══ Given data ══

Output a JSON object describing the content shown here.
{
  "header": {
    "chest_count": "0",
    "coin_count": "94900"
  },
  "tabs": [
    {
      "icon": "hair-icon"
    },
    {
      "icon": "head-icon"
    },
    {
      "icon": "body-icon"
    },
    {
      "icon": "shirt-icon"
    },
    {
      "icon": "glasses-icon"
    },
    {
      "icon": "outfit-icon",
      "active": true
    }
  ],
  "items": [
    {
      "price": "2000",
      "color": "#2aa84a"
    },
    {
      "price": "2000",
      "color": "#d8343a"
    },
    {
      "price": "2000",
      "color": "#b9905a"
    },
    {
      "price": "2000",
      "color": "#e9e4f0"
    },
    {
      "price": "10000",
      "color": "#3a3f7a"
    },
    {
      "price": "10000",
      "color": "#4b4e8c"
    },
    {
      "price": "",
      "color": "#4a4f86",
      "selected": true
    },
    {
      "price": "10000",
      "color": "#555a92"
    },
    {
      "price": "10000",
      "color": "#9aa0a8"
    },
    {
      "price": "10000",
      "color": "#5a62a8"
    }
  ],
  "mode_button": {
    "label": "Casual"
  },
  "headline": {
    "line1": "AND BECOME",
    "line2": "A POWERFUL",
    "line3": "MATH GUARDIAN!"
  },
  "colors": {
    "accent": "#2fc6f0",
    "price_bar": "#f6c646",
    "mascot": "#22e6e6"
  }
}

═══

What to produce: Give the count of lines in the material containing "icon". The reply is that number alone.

Exercise solution: 6